Work item:
Below are some records. Count the lines with "middle" in them and give nothing but the total.

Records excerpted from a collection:
---*---

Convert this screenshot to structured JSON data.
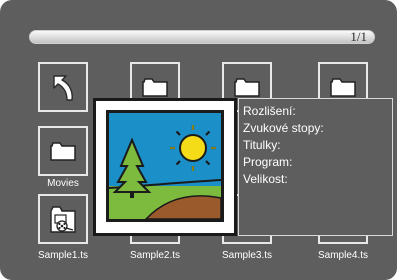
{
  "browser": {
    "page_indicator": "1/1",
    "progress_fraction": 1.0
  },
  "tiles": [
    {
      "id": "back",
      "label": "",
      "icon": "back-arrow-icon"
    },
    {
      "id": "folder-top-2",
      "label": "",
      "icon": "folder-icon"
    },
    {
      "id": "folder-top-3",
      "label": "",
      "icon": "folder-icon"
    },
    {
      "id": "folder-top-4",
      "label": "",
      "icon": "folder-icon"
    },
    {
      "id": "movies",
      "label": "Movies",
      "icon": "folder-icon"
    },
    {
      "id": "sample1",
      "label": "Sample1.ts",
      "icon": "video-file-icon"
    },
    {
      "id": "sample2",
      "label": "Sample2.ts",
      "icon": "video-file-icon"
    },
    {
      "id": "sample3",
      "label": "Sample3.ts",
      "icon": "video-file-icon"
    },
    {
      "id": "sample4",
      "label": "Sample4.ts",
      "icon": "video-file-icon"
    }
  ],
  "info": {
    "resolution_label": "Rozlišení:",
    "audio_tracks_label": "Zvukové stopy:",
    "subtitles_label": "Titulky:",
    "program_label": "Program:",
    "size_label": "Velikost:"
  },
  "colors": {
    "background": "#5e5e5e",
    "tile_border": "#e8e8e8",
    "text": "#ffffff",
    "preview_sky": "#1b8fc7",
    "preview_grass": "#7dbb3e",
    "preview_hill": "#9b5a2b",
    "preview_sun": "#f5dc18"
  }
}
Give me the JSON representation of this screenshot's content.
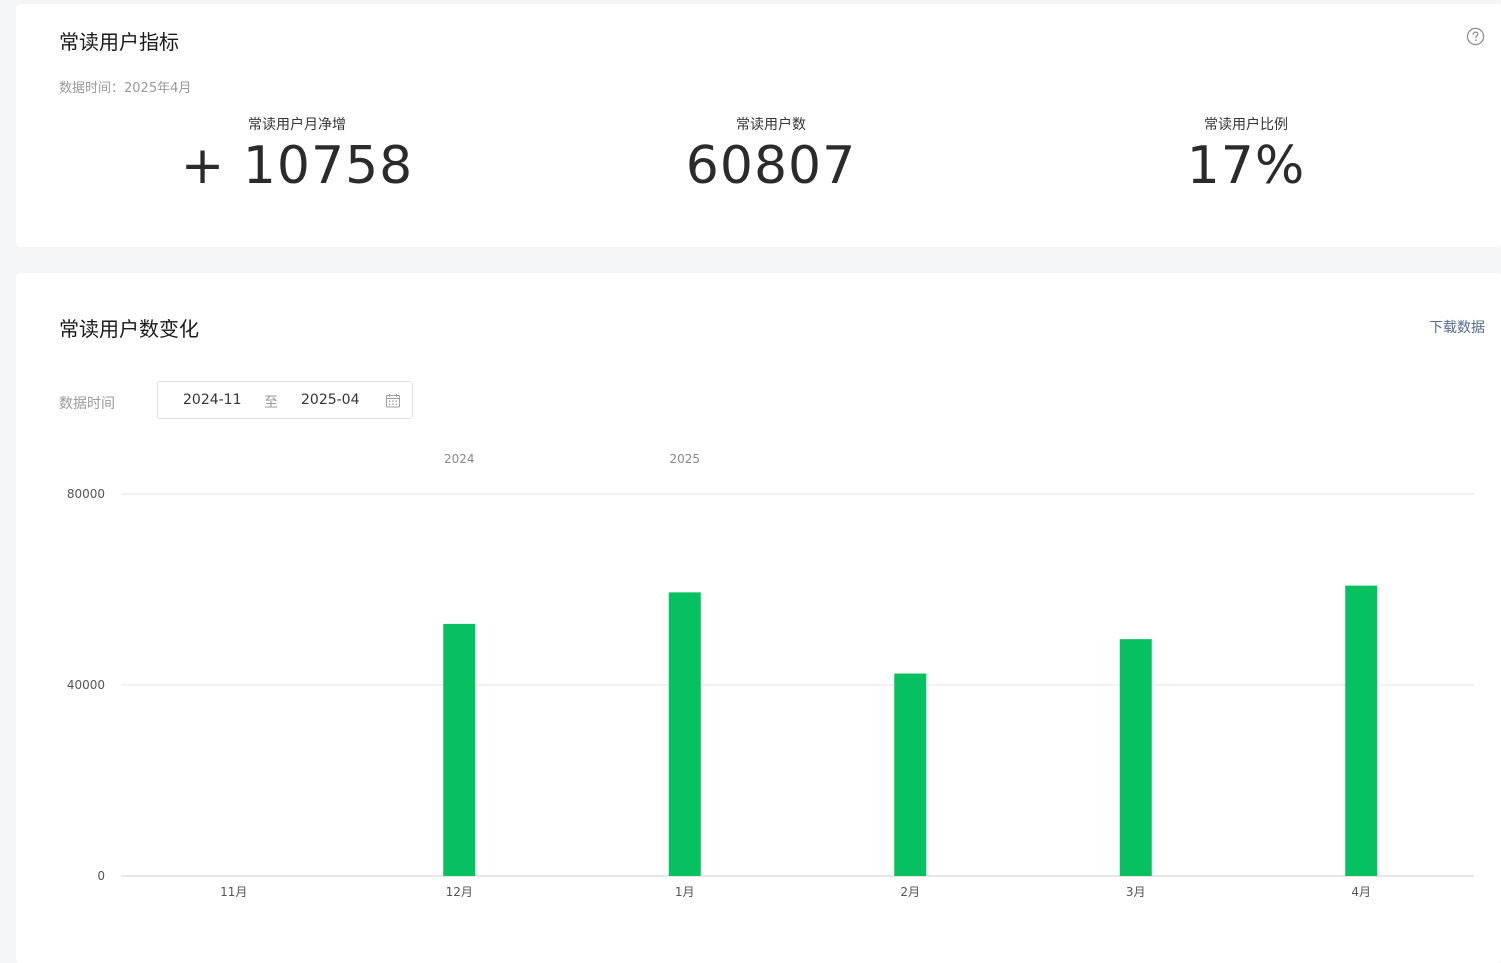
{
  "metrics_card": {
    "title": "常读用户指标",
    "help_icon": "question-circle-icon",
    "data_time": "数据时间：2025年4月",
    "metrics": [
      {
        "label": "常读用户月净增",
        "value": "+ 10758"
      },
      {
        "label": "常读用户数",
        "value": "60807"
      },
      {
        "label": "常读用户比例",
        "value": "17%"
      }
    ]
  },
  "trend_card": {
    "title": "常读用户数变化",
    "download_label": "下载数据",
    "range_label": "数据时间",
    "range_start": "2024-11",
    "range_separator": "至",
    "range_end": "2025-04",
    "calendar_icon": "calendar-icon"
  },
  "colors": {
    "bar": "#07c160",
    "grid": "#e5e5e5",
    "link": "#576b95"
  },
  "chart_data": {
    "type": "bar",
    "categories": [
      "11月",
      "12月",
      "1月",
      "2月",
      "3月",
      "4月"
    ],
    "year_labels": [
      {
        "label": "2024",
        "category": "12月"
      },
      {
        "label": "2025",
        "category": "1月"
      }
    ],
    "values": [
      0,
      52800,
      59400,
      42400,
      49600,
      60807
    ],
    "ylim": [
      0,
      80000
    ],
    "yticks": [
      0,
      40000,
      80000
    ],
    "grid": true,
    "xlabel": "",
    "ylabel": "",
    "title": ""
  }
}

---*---

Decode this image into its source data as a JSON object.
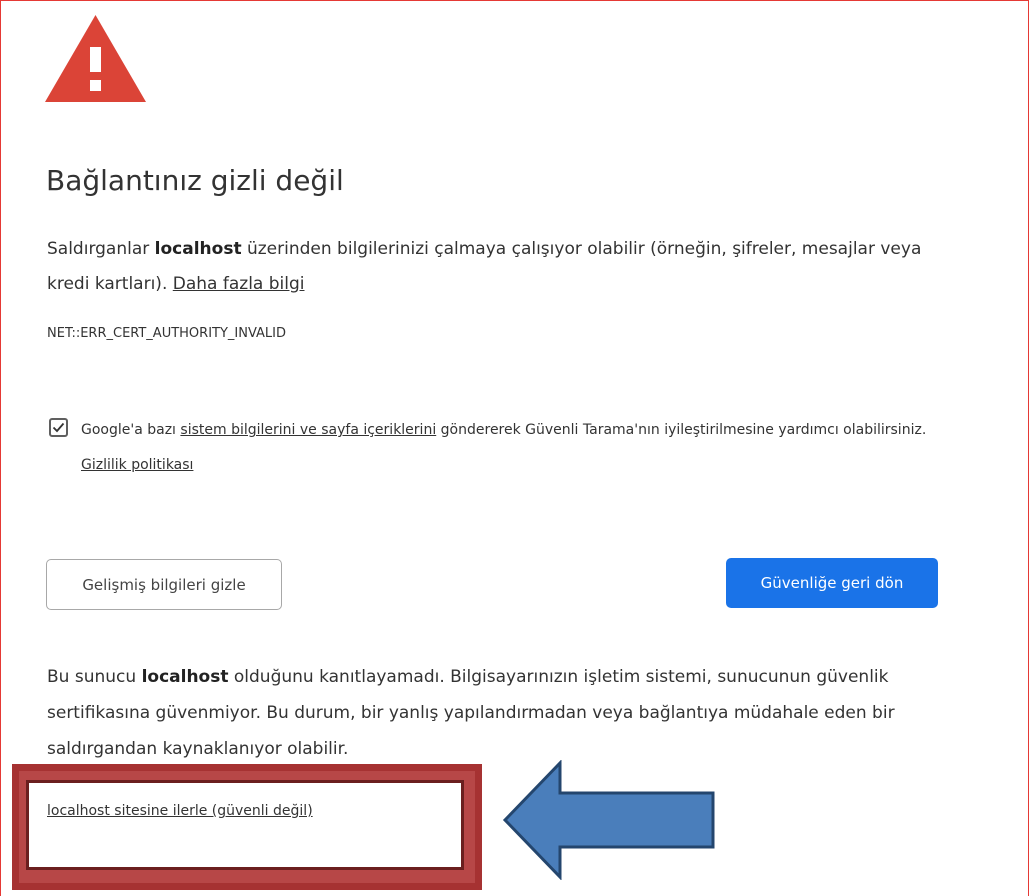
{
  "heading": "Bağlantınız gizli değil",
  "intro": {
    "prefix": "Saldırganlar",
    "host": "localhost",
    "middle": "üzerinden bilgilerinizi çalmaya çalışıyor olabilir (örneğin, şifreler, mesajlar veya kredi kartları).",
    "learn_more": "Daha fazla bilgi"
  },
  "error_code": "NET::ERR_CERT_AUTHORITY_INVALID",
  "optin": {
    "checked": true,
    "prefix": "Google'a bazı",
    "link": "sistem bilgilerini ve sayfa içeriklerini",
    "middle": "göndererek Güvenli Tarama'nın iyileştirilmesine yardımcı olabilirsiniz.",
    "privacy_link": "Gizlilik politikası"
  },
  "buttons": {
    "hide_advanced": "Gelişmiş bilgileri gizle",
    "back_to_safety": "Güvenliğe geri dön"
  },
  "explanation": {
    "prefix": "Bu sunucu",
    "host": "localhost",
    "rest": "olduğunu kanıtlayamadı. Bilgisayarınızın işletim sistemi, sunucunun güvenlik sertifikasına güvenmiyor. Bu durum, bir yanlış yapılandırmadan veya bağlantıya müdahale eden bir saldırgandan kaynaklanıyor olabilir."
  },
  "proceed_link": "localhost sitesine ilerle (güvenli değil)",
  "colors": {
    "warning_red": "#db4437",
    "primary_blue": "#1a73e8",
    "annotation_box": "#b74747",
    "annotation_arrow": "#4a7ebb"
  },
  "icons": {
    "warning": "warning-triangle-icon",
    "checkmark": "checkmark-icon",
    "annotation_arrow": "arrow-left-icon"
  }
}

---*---

Response:
2